• Exercise details: Look through the data below. Pick out the lines holding the string "JSON".

• Given entries:

####################

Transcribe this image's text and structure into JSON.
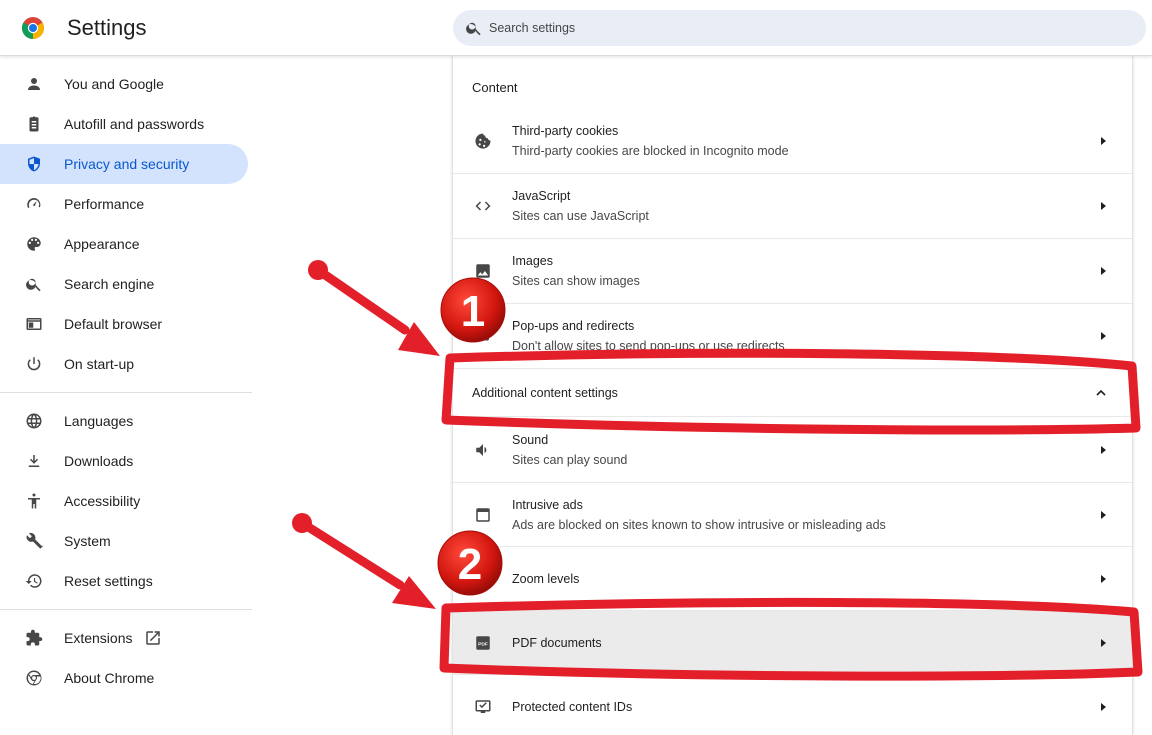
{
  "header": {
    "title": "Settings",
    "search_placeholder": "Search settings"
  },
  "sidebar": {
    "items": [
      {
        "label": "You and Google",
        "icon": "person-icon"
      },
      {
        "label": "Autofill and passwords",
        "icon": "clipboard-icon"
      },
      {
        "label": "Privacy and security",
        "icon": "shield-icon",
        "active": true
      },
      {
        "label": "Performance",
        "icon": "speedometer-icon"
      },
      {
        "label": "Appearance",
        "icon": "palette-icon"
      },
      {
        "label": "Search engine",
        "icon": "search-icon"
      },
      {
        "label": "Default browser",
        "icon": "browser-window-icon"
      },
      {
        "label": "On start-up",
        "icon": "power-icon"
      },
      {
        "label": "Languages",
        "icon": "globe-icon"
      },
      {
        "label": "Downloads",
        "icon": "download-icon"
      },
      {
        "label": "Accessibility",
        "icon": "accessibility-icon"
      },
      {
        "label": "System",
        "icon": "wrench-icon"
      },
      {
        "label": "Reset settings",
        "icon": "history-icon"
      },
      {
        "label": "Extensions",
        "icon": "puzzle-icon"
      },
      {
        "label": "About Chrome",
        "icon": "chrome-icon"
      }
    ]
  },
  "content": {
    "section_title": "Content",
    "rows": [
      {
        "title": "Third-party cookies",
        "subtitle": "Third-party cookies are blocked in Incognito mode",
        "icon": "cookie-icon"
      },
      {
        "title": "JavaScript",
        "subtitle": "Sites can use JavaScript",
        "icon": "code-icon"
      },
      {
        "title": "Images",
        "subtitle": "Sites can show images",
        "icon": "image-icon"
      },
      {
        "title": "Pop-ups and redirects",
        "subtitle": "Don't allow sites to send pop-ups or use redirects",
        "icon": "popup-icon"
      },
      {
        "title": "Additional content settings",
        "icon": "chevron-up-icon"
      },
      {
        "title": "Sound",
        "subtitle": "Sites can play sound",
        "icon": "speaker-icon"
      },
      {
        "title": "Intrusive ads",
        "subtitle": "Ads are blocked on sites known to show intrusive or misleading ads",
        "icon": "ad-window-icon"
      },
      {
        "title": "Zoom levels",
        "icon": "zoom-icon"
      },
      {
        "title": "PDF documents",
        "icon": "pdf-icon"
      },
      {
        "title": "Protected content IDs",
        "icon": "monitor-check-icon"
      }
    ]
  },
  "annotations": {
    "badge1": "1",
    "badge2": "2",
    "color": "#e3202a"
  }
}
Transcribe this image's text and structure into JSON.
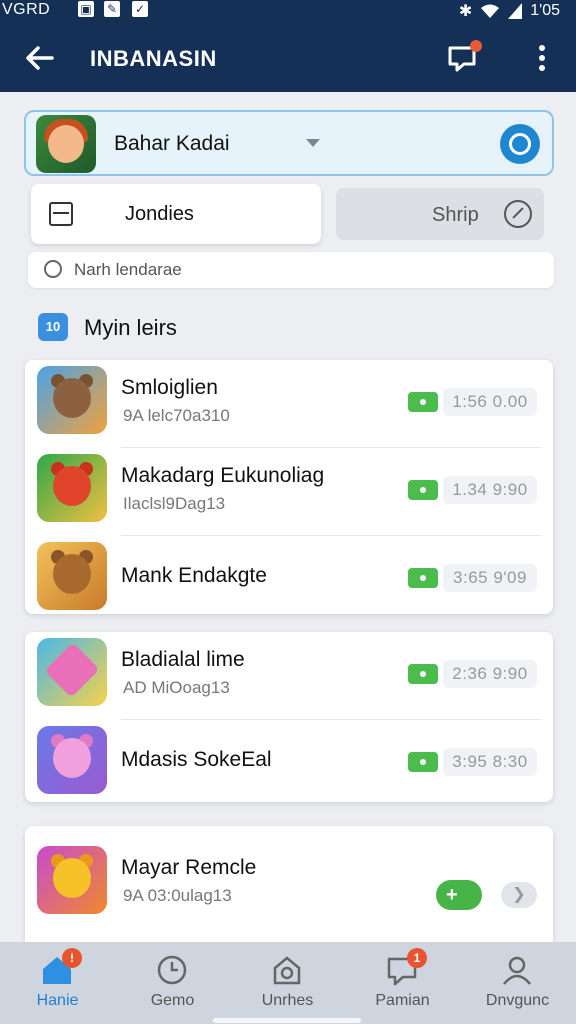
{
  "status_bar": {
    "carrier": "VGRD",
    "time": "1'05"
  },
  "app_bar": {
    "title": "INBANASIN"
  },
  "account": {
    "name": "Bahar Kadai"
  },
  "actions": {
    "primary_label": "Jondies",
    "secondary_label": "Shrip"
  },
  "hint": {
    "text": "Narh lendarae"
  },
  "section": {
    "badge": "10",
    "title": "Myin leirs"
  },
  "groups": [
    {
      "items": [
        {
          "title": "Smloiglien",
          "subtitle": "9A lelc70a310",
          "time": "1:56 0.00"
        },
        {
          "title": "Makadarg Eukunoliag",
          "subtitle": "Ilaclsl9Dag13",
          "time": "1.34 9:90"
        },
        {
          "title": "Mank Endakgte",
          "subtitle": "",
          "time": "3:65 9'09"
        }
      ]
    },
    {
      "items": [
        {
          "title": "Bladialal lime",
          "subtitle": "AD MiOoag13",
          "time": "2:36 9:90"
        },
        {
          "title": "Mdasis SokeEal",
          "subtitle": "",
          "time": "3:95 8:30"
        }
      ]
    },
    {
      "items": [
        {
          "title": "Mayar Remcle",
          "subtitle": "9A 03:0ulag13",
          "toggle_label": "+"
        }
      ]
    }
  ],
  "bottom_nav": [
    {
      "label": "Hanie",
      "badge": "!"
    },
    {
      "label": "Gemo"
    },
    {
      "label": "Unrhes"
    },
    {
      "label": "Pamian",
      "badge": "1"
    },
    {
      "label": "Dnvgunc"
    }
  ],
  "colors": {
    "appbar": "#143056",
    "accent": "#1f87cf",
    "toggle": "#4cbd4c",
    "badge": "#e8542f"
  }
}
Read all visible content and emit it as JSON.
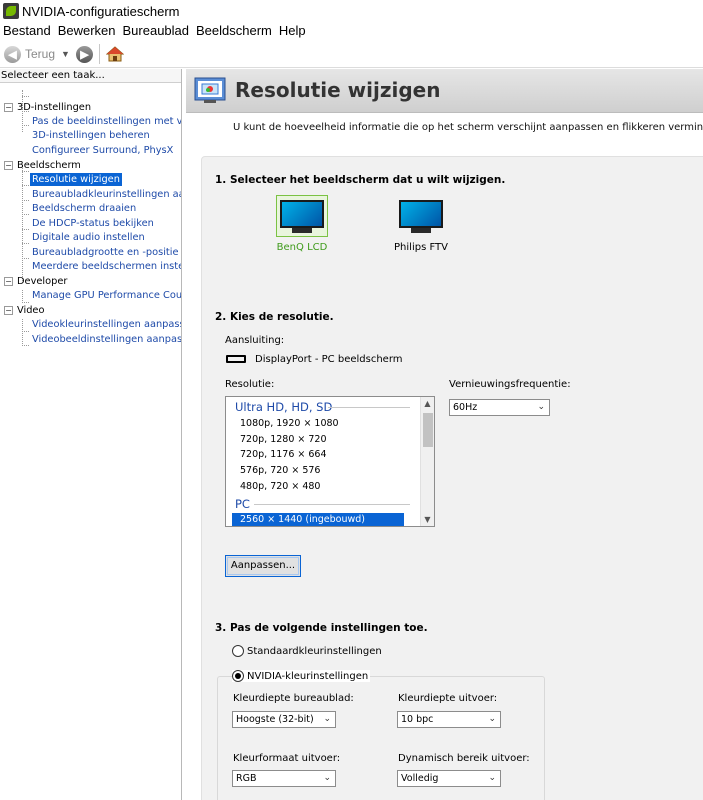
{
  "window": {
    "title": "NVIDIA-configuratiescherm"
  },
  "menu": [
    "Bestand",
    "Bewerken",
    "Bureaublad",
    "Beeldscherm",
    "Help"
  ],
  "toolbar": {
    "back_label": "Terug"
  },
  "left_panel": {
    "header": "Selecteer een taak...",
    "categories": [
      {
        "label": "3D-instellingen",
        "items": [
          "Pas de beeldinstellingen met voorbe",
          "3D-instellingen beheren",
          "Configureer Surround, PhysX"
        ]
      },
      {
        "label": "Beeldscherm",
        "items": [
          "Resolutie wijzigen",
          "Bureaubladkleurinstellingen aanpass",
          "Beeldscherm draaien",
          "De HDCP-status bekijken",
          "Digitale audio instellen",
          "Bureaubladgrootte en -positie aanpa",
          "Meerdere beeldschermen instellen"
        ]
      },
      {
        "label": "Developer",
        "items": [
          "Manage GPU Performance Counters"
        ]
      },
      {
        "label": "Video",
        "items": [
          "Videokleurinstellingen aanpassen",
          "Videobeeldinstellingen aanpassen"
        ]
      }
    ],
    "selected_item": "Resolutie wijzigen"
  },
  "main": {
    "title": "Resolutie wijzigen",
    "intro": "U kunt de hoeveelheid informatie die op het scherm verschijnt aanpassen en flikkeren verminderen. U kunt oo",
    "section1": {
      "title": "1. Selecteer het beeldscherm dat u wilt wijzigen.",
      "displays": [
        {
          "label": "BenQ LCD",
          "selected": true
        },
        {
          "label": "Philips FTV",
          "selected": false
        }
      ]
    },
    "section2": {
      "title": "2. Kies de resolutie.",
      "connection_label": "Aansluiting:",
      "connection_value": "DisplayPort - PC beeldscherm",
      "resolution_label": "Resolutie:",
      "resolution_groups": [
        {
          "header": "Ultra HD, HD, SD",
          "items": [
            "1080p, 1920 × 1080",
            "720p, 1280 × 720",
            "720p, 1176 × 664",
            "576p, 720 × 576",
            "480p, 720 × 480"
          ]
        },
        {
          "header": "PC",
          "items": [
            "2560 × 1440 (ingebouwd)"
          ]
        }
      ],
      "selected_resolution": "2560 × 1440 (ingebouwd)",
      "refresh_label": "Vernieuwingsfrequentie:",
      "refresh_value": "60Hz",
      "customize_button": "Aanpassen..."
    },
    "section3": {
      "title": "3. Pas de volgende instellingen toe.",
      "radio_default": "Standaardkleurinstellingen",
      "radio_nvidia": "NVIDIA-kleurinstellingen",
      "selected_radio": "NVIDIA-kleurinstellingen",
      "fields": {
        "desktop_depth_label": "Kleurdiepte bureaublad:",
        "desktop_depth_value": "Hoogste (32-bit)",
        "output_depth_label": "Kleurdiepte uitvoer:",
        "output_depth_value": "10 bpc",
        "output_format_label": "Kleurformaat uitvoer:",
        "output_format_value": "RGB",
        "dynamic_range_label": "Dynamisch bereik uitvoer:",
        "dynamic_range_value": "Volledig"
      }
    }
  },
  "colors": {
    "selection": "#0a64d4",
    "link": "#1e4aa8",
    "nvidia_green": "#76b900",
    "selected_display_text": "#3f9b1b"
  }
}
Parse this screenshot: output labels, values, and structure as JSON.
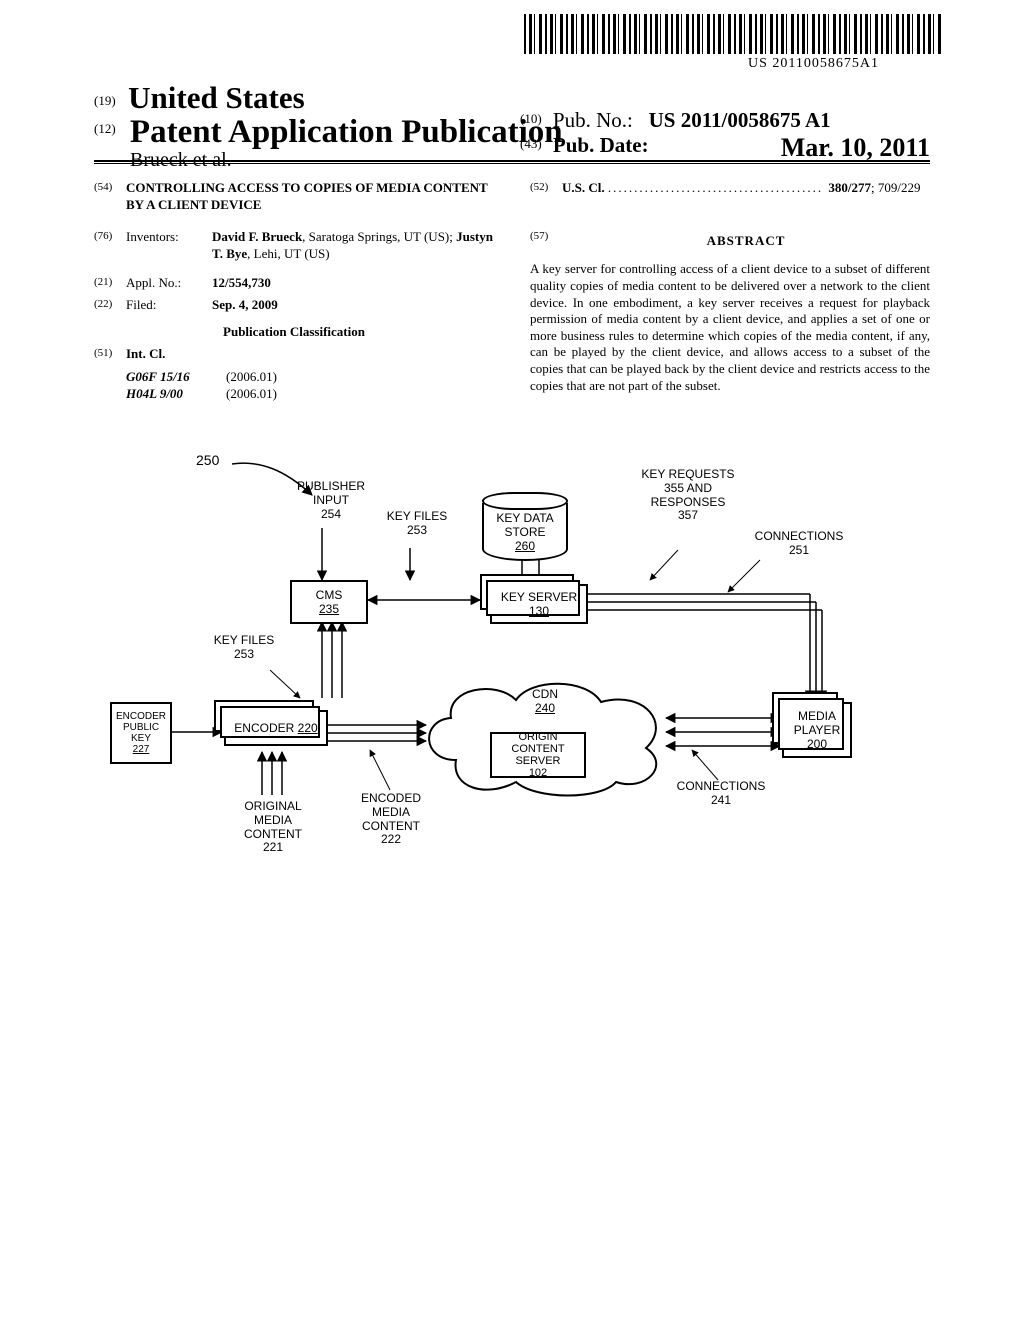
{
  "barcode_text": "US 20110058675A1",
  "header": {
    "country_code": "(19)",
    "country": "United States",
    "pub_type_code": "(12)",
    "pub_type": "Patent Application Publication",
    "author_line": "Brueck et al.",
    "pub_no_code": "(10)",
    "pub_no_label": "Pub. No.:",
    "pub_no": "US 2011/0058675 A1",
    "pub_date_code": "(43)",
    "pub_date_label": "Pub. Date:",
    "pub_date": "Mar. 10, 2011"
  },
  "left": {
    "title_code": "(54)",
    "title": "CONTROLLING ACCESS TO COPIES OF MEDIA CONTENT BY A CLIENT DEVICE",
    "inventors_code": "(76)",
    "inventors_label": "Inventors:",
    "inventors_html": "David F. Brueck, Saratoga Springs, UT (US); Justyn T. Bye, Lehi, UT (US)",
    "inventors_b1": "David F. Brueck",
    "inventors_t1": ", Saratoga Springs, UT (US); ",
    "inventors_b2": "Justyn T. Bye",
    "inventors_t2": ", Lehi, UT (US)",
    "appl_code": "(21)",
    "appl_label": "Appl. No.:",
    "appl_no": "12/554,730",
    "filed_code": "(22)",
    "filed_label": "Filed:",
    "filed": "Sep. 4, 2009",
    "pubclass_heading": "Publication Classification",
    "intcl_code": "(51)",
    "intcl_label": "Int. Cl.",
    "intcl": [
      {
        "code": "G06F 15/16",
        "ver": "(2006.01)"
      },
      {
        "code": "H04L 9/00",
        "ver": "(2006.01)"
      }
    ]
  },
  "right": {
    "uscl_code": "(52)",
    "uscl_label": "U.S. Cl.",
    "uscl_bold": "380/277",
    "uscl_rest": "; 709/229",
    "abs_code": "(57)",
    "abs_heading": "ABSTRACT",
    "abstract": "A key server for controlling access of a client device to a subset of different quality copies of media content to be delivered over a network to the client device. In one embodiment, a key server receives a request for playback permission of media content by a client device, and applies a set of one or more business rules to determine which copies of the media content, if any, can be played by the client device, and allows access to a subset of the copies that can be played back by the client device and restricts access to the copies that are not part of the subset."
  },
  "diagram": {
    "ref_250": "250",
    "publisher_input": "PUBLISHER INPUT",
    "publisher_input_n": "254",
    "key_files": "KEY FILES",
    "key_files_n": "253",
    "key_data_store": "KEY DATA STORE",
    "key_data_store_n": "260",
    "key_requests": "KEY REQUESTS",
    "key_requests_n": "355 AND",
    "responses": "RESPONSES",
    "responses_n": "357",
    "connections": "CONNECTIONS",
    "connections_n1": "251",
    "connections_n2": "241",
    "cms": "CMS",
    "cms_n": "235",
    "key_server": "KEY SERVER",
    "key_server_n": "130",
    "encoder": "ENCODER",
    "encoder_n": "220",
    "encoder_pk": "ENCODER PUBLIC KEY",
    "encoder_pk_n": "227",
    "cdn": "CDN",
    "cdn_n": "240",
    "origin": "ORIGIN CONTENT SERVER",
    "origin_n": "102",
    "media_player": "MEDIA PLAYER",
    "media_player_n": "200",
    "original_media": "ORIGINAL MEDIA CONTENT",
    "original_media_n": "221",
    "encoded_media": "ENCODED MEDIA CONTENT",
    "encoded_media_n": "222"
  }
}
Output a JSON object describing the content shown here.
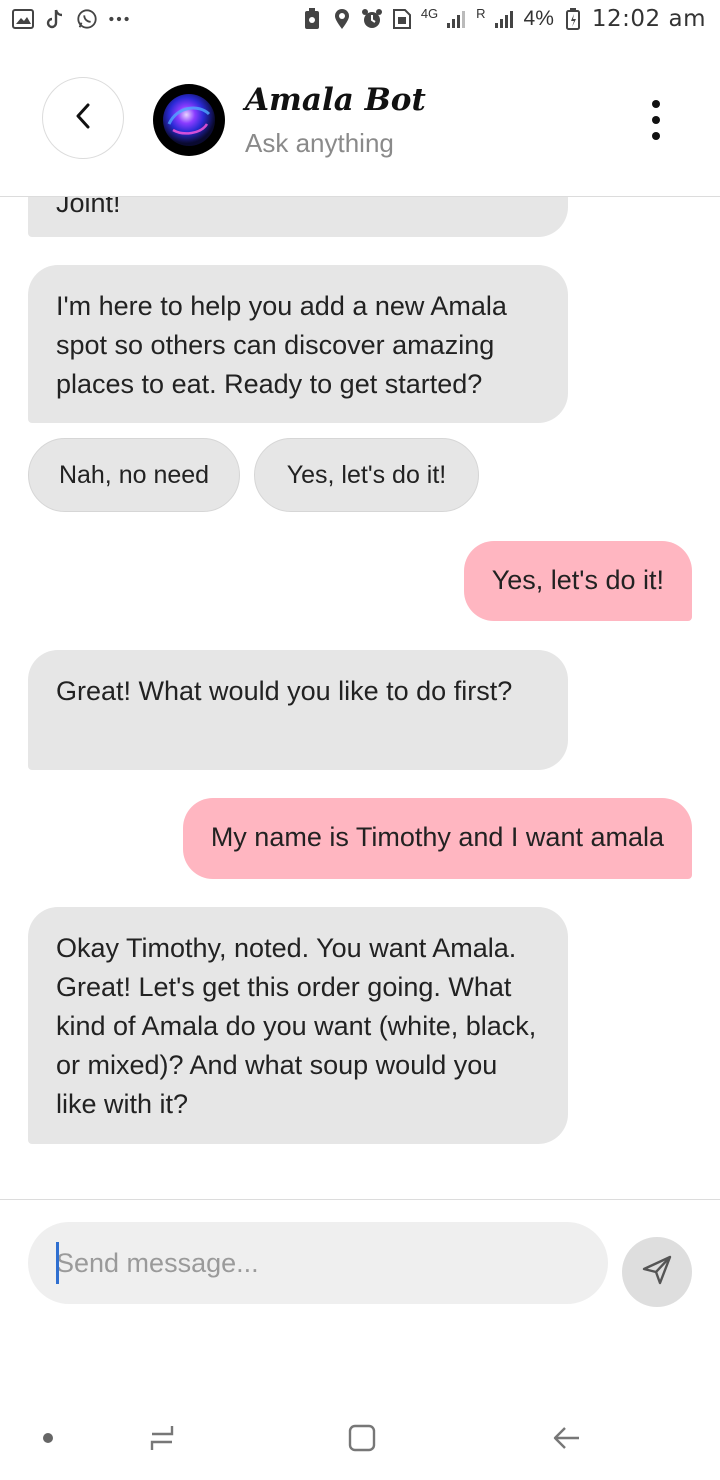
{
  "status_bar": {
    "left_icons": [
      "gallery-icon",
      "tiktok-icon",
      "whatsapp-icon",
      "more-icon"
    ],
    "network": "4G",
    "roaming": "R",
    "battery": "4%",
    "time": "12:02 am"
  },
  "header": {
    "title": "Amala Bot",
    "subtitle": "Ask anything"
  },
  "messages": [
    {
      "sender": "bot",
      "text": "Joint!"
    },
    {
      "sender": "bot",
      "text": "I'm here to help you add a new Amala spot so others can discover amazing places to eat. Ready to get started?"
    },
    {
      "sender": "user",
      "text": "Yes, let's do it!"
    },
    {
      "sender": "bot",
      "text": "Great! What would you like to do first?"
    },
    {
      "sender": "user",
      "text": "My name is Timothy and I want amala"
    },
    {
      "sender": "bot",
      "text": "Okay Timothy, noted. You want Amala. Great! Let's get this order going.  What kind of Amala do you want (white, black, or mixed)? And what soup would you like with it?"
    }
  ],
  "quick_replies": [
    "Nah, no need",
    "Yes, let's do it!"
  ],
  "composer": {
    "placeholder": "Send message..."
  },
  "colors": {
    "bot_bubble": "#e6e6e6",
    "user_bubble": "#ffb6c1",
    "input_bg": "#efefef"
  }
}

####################

• Response below:
Transcribe this image's text and structure into JSON.
Transcribe this image's text and structure into JSON.
Read all visible content and emit it as JSON.
Parse this screenshot: output labels, values, and structure as JSON.
Output a JSON object describing the content shown here.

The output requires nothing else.